Not only does Mitchell explain the main approaches clearly, her account is readable and engaging. I read a lot of popular science books, and it's rare that I keep wanting to go back to one when I'm not scheduled to be reading it - this is one of those rare examples.

We discover how AI researchers have achieved the apparently remarkable abiliti…

The Art of Statistics - David Spiegelhalter *****

Statistics have a huge impact on us - we are bombarded with them in the news, they are essential to medical trials, fundamental science, some court cases and far more. Yet statistics is also a subject than many struggle to deal with (especially when the coupled subject of probability rears its head). Most of us just aren't equipped to understand what we're being told, or to question it when the statistics are dodgy. What David Spiegelhalter does here is provide a very thorough introductory grounding in statistics without making use of mathematical formulae*. And it's remarkable.

What will probably surprise some who have some training in statistics, particularly if (like mine) it's on the old side, is that probability doesn't come into the book until page 205. Spiegelhalter argues that as probability is the hardest aspect for us to get an intuitive feel for, this makes a lot of sense - and I think he's right. That doesn't mean that he doesn't cover all …

Colin Stuart - Four Way Interview

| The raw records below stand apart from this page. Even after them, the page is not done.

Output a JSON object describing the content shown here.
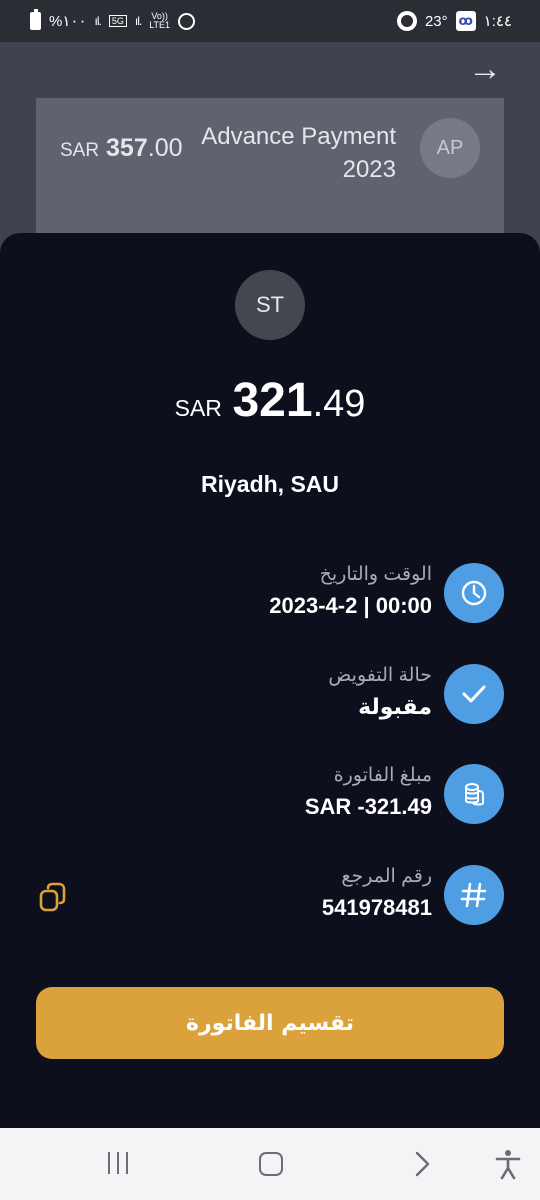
{
  "status_bar": {
    "battery_text": "%١٠٠",
    "network_5g": "5G",
    "volte_top": "Vo))",
    "volte_bottom": "LTE1",
    "temperature": "23°",
    "time": "١:٤٤"
  },
  "background_transaction": {
    "currency": "SAR",
    "amount_int": "357",
    "amount_dec": ".00",
    "title_line1": "Advance Payment",
    "title_line2": "2023",
    "avatar_initials": "AP"
  },
  "details": {
    "avatar_initials": "ST",
    "currency": "SAR",
    "amount_int": "321",
    "amount_dec": ".49",
    "location": "Riyadh, SAU",
    "rows": [
      {
        "label": "الوقت والتاريخ",
        "value": "2023-4-2 | 00:00",
        "icon": "clock-icon"
      },
      {
        "label": "حالة التفويض",
        "value": "مقبولة",
        "icon": "check-icon"
      },
      {
        "label": "مبلغ الفاتورة",
        "value": "SAR -321.49",
        "icon": "coins-icon"
      },
      {
        "label": "رقم المرجع",
        "value": "541978481",
        "icon": "hash-icon"
      }
    ],
    "split_button_label": "تقسيم الفاتورة"
  },
  "colors": {
    "sheet_bg": "#0d0f1d",
    "icon_bg": "#4f9ee3",
    "accent_button": "#dba13a",
    "copy_icon": "#dba13a"
  }
}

Colin Stuart is an astronomy journalist, author and science communicator. He has written fourteen science books to date, which have been translated into nineteen languages, including 13 Journeys Through Space and Time: Christmas Lectures From the Royal Institution and The Universe in Bite-sized Chunks both published by Michael O’Mara Books. He also has written for the Guardian, the European Space Agency and New Scientist and has spoken on Sky News, BBC News and Radio 5 Live. He is a fellow of the Royal Astronomical Society and even has an asteroid named after him. His latest title is Rebel Star: our quest to solve the great mysteries of the Sun.

Why science? 

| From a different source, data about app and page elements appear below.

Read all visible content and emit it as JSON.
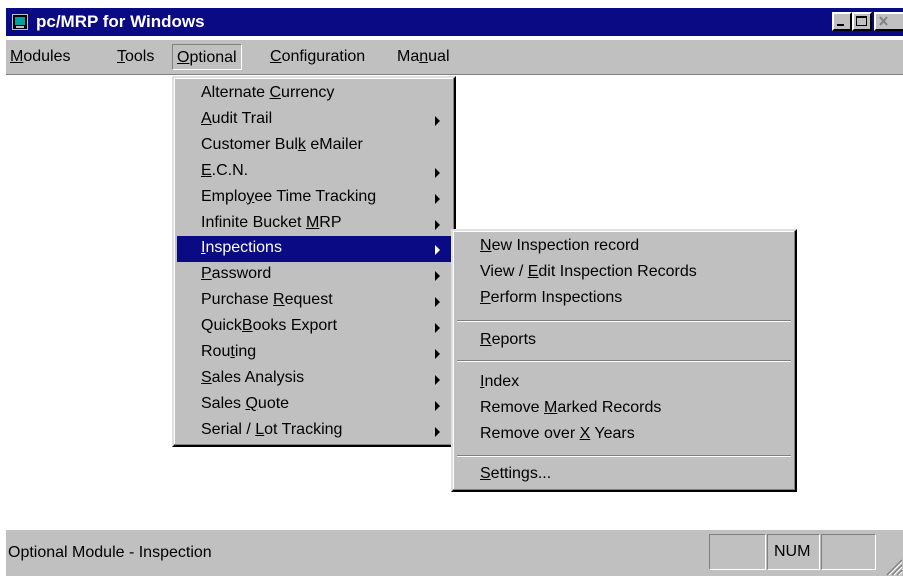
{
  "window": {
    "title": "pc/MRP for Windows"
  },
  "menubar": [
    {
      "label": "Modules",
      "accel": "M"
    },
    {
      "label": "Tools",
      "accel": "T"
    },
    {
      "label": "Optional",
      "accel": "O"
    },
    {
      "label": "Configuration",
      "accel": "C"
    },
    {
      "label": "Manual",
      "accel": "n"
    }
  ],
  "optional_menu": [
    {
      "pre": "Alternate ",
      "accel": "C",
      "post": "urrency"
    },
    {
      "pre": "",
      "accel": "A",
      "post": "udit Trail"
    },
    {
      "pre": "Customer Bul",
      "accel": "k",
      "post": " eMailer"
    },
    {
      "pre": "",
      "accel": "E",
      "post": ".C.N."
    },
    {
      "pre": "Emplo",
      "accel": "y",
      "post": "ee Time Tracking"
    },
    {
      "pre": "Infinite Bucket ",
      "accel": "M",
      "post": "RP"
    },
    {
      "pre": "",
      "accel": "I",
      "post": "nspections"
    },
    {
      "pre": "",
      "accel": "P",
      "post": "assword"
    },
    {
      "pre": "Purchase ",
      "accel": "R",
      "post": "equest"
    },
    {
      "pre": "Quick",
      "accel": "B",
      "post": "ooks Export"
    },
    {
      "pre": "Rou",
      "accel": "t",
      "post": "ing"
    },
    {
      "pre": "",
      "accel": "S",
      "post": "ales Analysis"
    },
    {
      "pre": "Sales ",
      "accel": "Q",
      "post": "uote"
    },
    {
      "pre": "Serial / ",
      "accel": "L",
      "post": "ot Tracking"
    }
  ],
  "inspections_menu": [
    {
      "pre": "",
      "accel": "N",
      "post": "ew Inspection record"
    },
    {
      "pre": "View / ",
      "accel": "E",
      "post": "dit Inspection Records"
    },
    {
      "pre": "",
      "accel": "P",
      "post": "erform Inspections"
    },
    {
      "pre": "",
      "accel": "R",
      "post": "eports"
    },
    {
      "pre": "",
      "accel": "I",
      "post": "ndex"
    },
    {
      "pre": "Remove ",
      "accel": "M",
      "post": "arked Records"
    },
    {
      "pre": "Remove over ",
      "accel": "X",
      "post": " Years"
    },
    {
      "pre": "",
      "accel": "S",
      "post": "ettings..."
    }
  ],
  "statusbar": {
    "text": "Optional Module - Inspection",
    "num": "NUM"
  }
}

For me the stories that you can tell with modern science rival the most imaginative leaps in fiction. The secret, invisible kingdoms of bacteria and sub-atomic particles. The logic defying realms of black holes and Big Bangs. That excites me more than Hogwarts or Mordor. The universe is an amazing place and we’ve only just scratche…